=== RECORDS SUPPLIED ===
----

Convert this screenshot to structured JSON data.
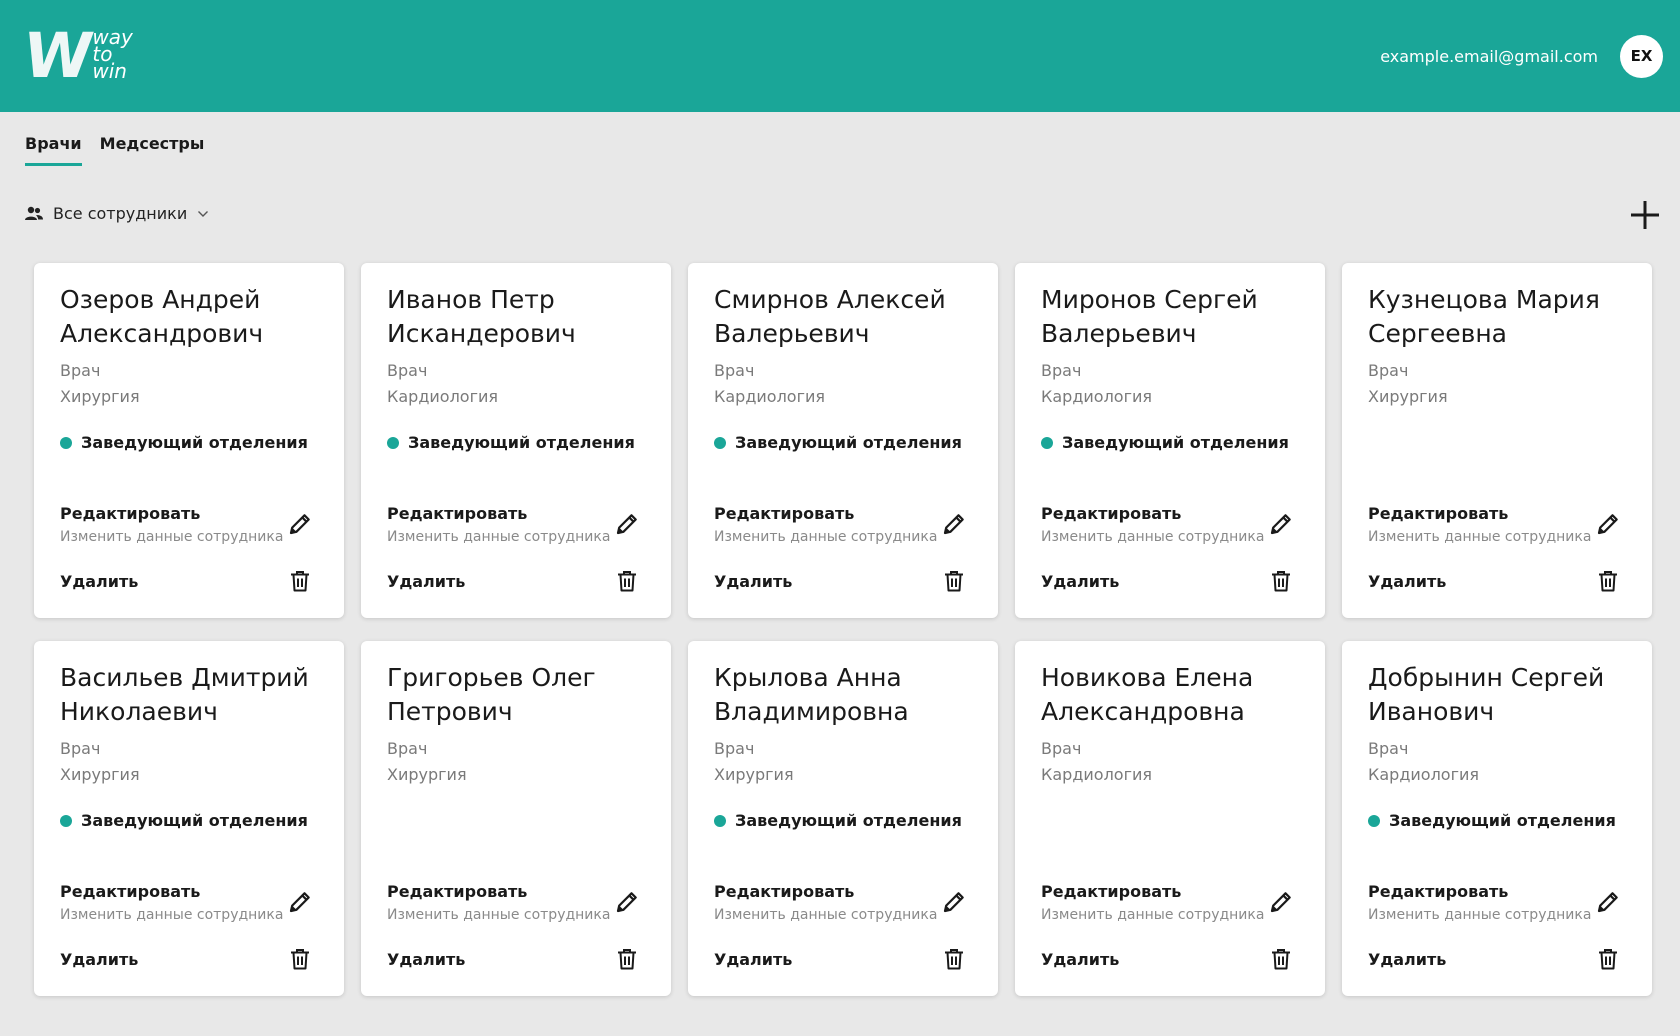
{
  "header": {
    "logo_mark": "W",
    "logo_words": [
      "way",
      "to",
      "win"
    ],
    "email": "example.email@gmail.com",
    "avatar_initials": "EX",
    "background_color": "#1aa698"
  },
  "tabs": [
    {
      "label": "Врачи",
      "active": true
    },
    {
      "label": "Медсестры",
      "active": false
    }
  ],
  "filter": {
    "icon": "people-icon",
    "label": "Все сотрудники",
    "dropdown_icon": "chevron-down-icon"
  },
  "add_button": {
    "icon": "plus-icon"
  },
  "accent_color": "#1aa698",
  "cards": [
    {
      "name": "Озеров Андрей Александрович",
      "position": "Врач",
      "department": "Хирургия",
      "status": "Заведующий отделения",
      "edit_label": "Редактировать",
      "edit_sub": "Изменить данные сотрудника",
      "delete_label": "Удалить"
    },
    {
      "name": "Иванов Петр Искандерович",
      "position": "Врач",
      "department": "Кардиология",
      "status": "Заведующий отделения",
      "edit_label": "Редактировать",
      "edit_sub": "Изменить данные сотрудника",
      "delete_label": "Удалить"
    },
    {
      "name": "Смирнов Алексей Валерьевич",
      "position": "Врач",
      "department": "Кардиология",
      "status": "Заведующий отделения",
      "edit_label": "Редактировать",
      "edit_sub": "Изменить данные сотрудника",
      "delete_label": "Удалить"
    },
    {
      "name": "Миронов Сергей Валерьевич",
      "position": "Врач",
      "department": "Кардиология",
      "status": "Заведующий отделения",
      "edit_label": "Редактировать",
      "edit_sub": "Изменить данные сотрудника",
      "delete_label": "Удалить"
    },
    {
      "name": "Кузнецова Мария Сергеевна",
      "position": "Врач",
      "department": "Хирургия",
      "status": "",
      "edit_label": "Редактировать",
      "edit_sub": "Изменить данные сотрудника",
      "delete_label": "Удалить"
    },
    {
      "name": "Васильев Дмитрий Николаевич",
      "position": "Врач",
      "department": "Хирургия",
      "status": "Заведующий отделения",
      "edit_label": "Редактировать",
      "edit_sub": "Изменить данные сотрудника",
      "delete_label": "Удалить"
    },
    {
      "name": "Григорьев Олег Петрович",
      "position": "Врач",
      "department": "Хирургия",
      "status": "",
      "edit_label": "Редактировать",
      "edit_sub": "Изменить данные сотрудника",
      "delete_label": "Удалить"
    },
    {
      "name": "Крылова Анна Владимировна",
      "position": "Врач",
      "department": "Хирургия",
      "status": "Заведующий отделения",
      "edit_label": "Редактировать",
      "edit_sub": "Изменить данные сотрудника",
      "delete_label": "Удалить"
    },
    {
      "name": "Новикова Елена Александровна",
      "position": "Врач",
      "department": "Кардиология",
      "status": "",
      "edit_label": "Редактировать",
      "edit_sub": "Изменить данные сотрудника",
      "delete_label": "Удалить"
    },
    {
      "name": "Добрынин Сергей Иванович",
      "position": "Врач",
      "department": "Кардиология",
      "status": "Заведующий отделения",
      "edit_label": "Редактировать",
      "edit_sub": "Изменить данные сотрудника",
      "delete_label": "Удалить"
    }
  ]
}
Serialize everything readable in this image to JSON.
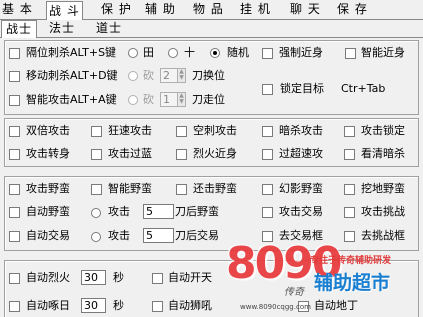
{
  "tabs": [
    "基 本",
    "战 斗",
    "保 护",
    "辅 助",
    "物 品",
    "挂 机",
    "聊 天",
    "保 存"
  ],
  "subtabs": [
    "战士",
    "法士",
    "道士"
  ],
  "group1": {
    "row1": {
      "label": "隔位刺杀ALT+S键",
      "opt1": "田",
      "opt2": "十",
      "opt3": "随机",
      "right1": "强制近身",
      "right2": "智能近身"
    },
    "row2": {
      "label": "移动刺杀ALT+D键",
      "opt1": "砍",
      "value": "2",
      "suffix": "刀换位"
    },
    "row3": {
      "label": "智能攻击ALT+A键",
      "opt1": "砍",
      "value": "1",
      "suffix": "刀走位",
      "right1": "锁定目标",
      "hotkey": "Ctr+Tab"
    }
  },
  "group2": {
    "row1": [
      "双倍攻击",
      "狂速攻击",
      "空刺攻击",
      "暗杀攻击",
      "攻击锁定"
    ],
    "row2": [
      "攻击转身",
      "攻击过蓝",
      "烈火近身",
      "过超速攻",
      "看清暗杀"
    ]
  },
  "group3": {
    "row1": [
      "攻击野蛮",
      "智能野蛮",
      "还击野蛮",
      "幻影野蛮",
      "挖地野蛮"
    ],
    "row2": {
      "label": "自动野蛮",
      "radio": "攻击",
      "value": "5",
      "suffix": "刀后野蛮",
      "c4": "攻击交易",
      "c5": "攻击挑战"
    },
    "row3": {
      "label": "自动交易",
      "radio": "攻击",
      "value": "5",
      "suffix": "刀后交易",
      "c4": "去交易框",
      "c5": "去挑战框"
    }
  },
  "group4": {
    "row1": {
      "label": "自动烈火",
      "value": "30",
      "unit": "秒",
      "label2": "自动开天"
    },
    "row2": {
      "label": "自动啄日",
      "value": "30",
      "unit": "秒",
      "label2": "自动狮吼",
      "label3": "自动地丁"
    }
  },
  "watermark": {
    "big": "8090",
    "slogan": "专注于传奇辅助研发",
    "title": "辅助超市",
    "url": "www.8090cqgg.com",
    "small": "传奇"
  }
}
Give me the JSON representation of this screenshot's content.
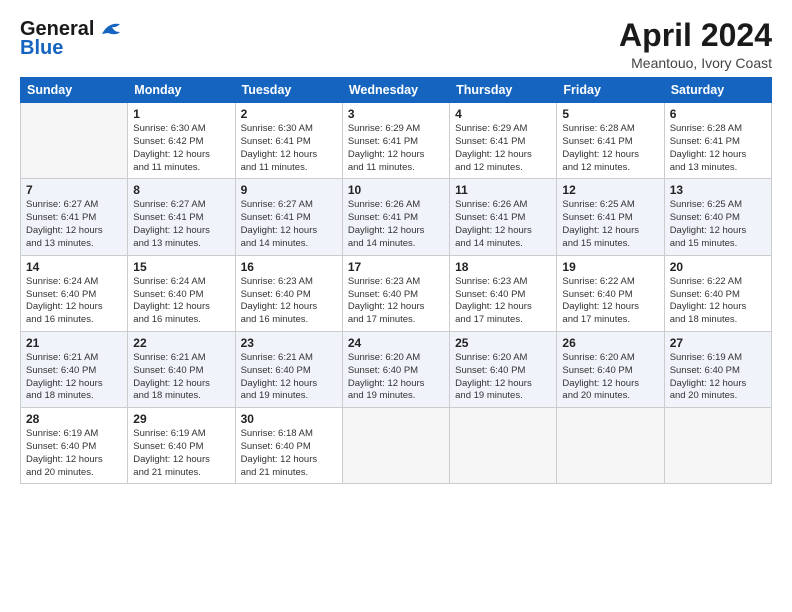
{
  "logo": {
    "line1": "General",
    "line2": "Blue"
  },
  "title": "April 2024",
  "subtitle": "Meantouo, Ivory Coast",
  "days_header": [
    "Sunday",
    "Monday",
    "Tuesday",
    "Wednesday",
    "Thursday",
    "Friday",
    "Saturday"
  ],
  "weeks": [
    [
      {
        "num": "",
        "empty": true
      },
      {
        "num": "1",
        "sunrise": "6:30 AM",
        "sunset": "6:42 PM",
        "daylight": "12 hours and 11 minutes."
      },
      {
        "num": "2",
        "sunrise": "6:30 AM",
        "sunset": "6:41 PM",
        "daylight": "12 hours and 11 minutes."
      },
      {
        "num": "3",
        "sunrise": "6:29 AM",
        "sunset": "6:41 PM",
        "daylight": "12 hours and 11 minutes."
      },
      {
        "num": "4",
        "sunrise": "6:29 AM",
        "sunset": "6:41 PM",
        "daylight": "12 hours and 12 minutes."
      },
      {
        "num": "5",
        "sunrise": "6:28 AM",
        "sunset": "6:41 PM",
        "daylight": "12 hours and 12 minutes."
      },
      {
        "num": "6",
        "sunrise": "6:28 AM",
        "sunset": "6:41 PM",
        "daylight": "12 hours and 13 minutes."
      }
    ],
    [
      {
        "num": "7",
        "sunrise": "6:27 AM",
        "sunset": "6:41 PM",
        "daylight": "12 hours and 13 minutes."
      },
      {
        "num": "8",
        "sunrise": "6:27 AM",
        "sunset": "6:41 PM",
        "daylight": "12 hours and 13 minutes."
      },
      {
        "num": "9",
        "sunrise": "6:27 AM",
        "sunset": "6:41 PM",
        "daylight": "12 hours and 14 minutes."
      },
      {
        "num": "10",
        "sunrise": "6:26 AM",
        "sunset": "6:41 PM",
        "daylight": "12 hours and 14 minutes."
      },
      {
        "num": "11",
        "sunrise": "6:26 AM",
        "sunset": "6:41 PM",
        "daylight": "12 hours and 14 minutes."
      },
      {
        "num": "12",
        "sunrise": "6:25 AM",
        "sunset": "6:41 PM",
        "daylight": "12 hours and 15 minutes."
      },
      {
        "num": "13",
        "sunrise": "6:25 AM",
        "sunset": "6:40 PM",
        "daylight": "12 hours and 15 minutes."
      }
    ],
    [
      {
        "num": "14",
        "sunrise": "6:24 AM",
        "sunset": "6:40 PM",
        "daylight": "12 hours and 16 minutes."
      },
      {
        "num": "15",
        "sunrise": "6:24 AM",
        "sunset": "6:40 PM",
        "daylight": "12 hours and 16 minutes."
      },
      {
        "num": "16",
        "sunrise": "6:23 AM",
        "sunset": "6:40 PM",
        "daylight": "12 hours and 16 minutes."
      },
      {
        "num": "17",
        "sunrise": "6:23 AM",
        "sunset": "6:40 PM",
        "daylight": "12 hours and 17 minutes."
      },
      {
        "num": "18",
        "sunrise": "6:23 AM",
        "sunset": "6:40 PM",
        "daylight": "12 hours and 17 minutes."
      },
      {
        "num": "19",
        "sunrise": "6:22 AM",
        "sunset": "6:40 PM",
        "daylight": "12 hours and 17 minutes."
      },
      {
        "num": "20",
        "sunrise": "6:22 AM",
        "sunset": "6:40 PM",
        "daylight": "12 hours and 18 minutes."
      }
    ],
    [
      {
        "num": "21",
        "sunrise": "6:21 AM",
        "sunset": "6:40 PM",
        "daylight": "12 hours and 18 minutes."
      },
      {
        "num": "22",
        "sunrise": "6:21 AM",
        "sunset": "6:40 PM",
        "daylight": "12 hours and 18 minutes."
      },
      {
        "num": "23",
        "sunrise": "6:21 AM",
        "sunset": "6:40 PM",
        "daylight": "12 hours and 19 minutes."
      },
      {
        "num": "24",
        "sunrise": "6:20 AM",
        "sunset": "6:40 PM",
        "daylight": "12 hours and 19 minutes."
      },
      {
        "num": "25",
        "sunrise": "6:20 AM",
        "sunset": "6:40 PM",
        "daylight": "12 hours and 19 minutes."
      },
      {
        "num": "26",
        "sunrise": "6:20 AM",
        "sunset": "6:40 PM",
        "daylight": "12 hours and 20 minutes."
      },
      {
        "num": "27",
        "sunrise": "6:19 AM",
        "sunset": "6:40 PM",
        "daylight": "12 hours and 20 minutes."
      }
    ],
    [
      {
        "num": "28",
        "sunrise": "6:19 AM",
        "sunset": "6:40 PM",
        "daylight": "12 hours and 20 minutes."
      },
      {
        "num": "29",
        "sunrise": "6:19 AM",
        "sunset": "6:40 PM",
        "daylight": "12 hours and 21 minutes."
      },
      {
        "num": "30",
        "sunrise": "6:18 AM",
        "sunset": "6:40 PM",
        "daylight": "12 hours and 21 minutes."
      },
      {
        "num": "",
        "empty": true
      },
      {
        "num": "",
        "empty": true
      },
      {
        "num": "",
        "empty": true
      },
      {
        "num": "",
        "empty": true
      }
    ]
  ],
  "labels": {
    "sunrise": "Sunrise:",
    "sunset": "Sunset:",
    "daylight": "Daylight:"
  }
}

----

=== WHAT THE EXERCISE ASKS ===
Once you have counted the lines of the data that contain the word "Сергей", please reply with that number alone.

=== YOUR RESPONSE ===
2